There is so much opportunity out there. Imagine if we tried a little bit harder than the standard 40 hours a week, saved more money until it begins to hurt every month, and invested smartly. Surely we could reach $1 million in gross earnings before 19.3 years no problem!
BCA RESEARCH U.S. EQUITY STRATEGY 2015 HIGH CONVICTION CALLS
Fundamentals matter. I do not trade on fundamentals, but I keep in high regard calls from trusted sources – BCA Research is one of them.
If you are a position trader, in those occurrences where the fundamentals support the technical factors you have a powerful cocktail, especially when it comes to hold on to a position for several weeks and months.
Each year in January, our U.S. Equity Strategy publishes a list of their top ten high conviction calls for the year ahead. The objective is to highlight calls with staying power, rather than simply chasing short-term momentum.
Here follows a bullet point list of BCA 2015 overweight/underweight list. To find more about these calls go to their blog here.
- Health Care Facilities – Overweight
- Hypermarkets – Overweight
- Financial – Overweight
- Home building – Overweight
- Software – Overweight
- Construction & Engineering – Overweight
- Semiconductors – Underweight
- Industrial Machinery – Underweight
- Auto Components – Underweight
- Small Caps Vs. Large Caps
Next week I will look into some equity charts (in 2015 I’m going to talk more and more about equities in this blog) starting from the ideas provided by BCA.
Let’s see if there are technical setups that reflect the weights given by BCA Research US equity Strategies. For the time being, I’ll keep you posted.
THERE WAS A PLACE FOR DREAMERS
In the imagination of traders like me that never had the opportunity to trade from the pit, the floor has represented a kind of special place – a parallel world to remind us that markets are made by humans.
The floor was the place for dreamers. It was the place for entrepreneurs, because that’s what independent traders really were. It was a place where a guy that never graduated from high school, but had his wits about him, and a high appetite for risk could make a living. Some even got rich.
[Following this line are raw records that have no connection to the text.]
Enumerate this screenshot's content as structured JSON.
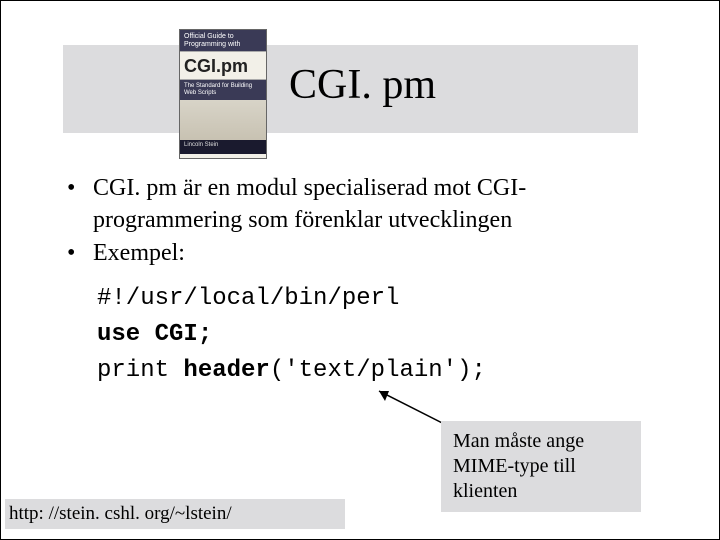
{
  "book": {
    "banner": "Official Guide to Programming with",
    "title": "CGI.pm",
    "sub": "The Standard for Building Web Scripts",
    "author": "Lincoln Stein"
  },
  "title": "CGI. pm",
  "bullets": {
    "b1": "CGI. pm är en modul specialiserad mot CGI-programmering som förenklar utvecklingen",
    "b2": "Exempel:"
  },
  "code": {
    "l1": "#!/usr/local/bin/perl",
    "l2a": "use CGI;",
    "l3a": "print ",
    "l3b": "header",
    "l3c": "('text/plain');"
  },
  "callout": "Man måste ange MIME-type till klienten",
  "footer": "http: //stein. cshl. org/~lstein/"
}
The floor was a place for everyone and anyone. It was like America, democratic. All walks of life. All you needed was enough money to rent a seat and you were a trader. No special qualification or certification. No degree. Sure, there were cliques. It was clubby. Not everyone was ethical. Not everyone liked everyone else. There were fights. But, the floor reminds me of startup companies today.
From The End of The Pits
INVESTING INVOLVES BUYING, SELLING AND ALSO HOLDING CASH FOR TIMES OF LOW MARKET SENTIMENT
Chris, founder of Financial Orbit is one of the most prolific investment bloggers on the web that I know. Recently he has become also Yahoo Finance contributor. Here is one of his posts from this past week that makes me reconsider my short and medium term bias in US equities.
No indicator is flawless, but a collapse in the bull-bear spread shows that some of the realities I see in the global economy are starting to impact the opinions and investment sentiment of US investors who – quite rightly – may initially ignore developments ‘over there’ in the Eurozone given America’s far superior growth over recent years.
From my perspective 2015 is going to see a volatile market, which offers far more compelling conditions to the average stock picker or active manager. A fall in market sentiment can only be good news for this view.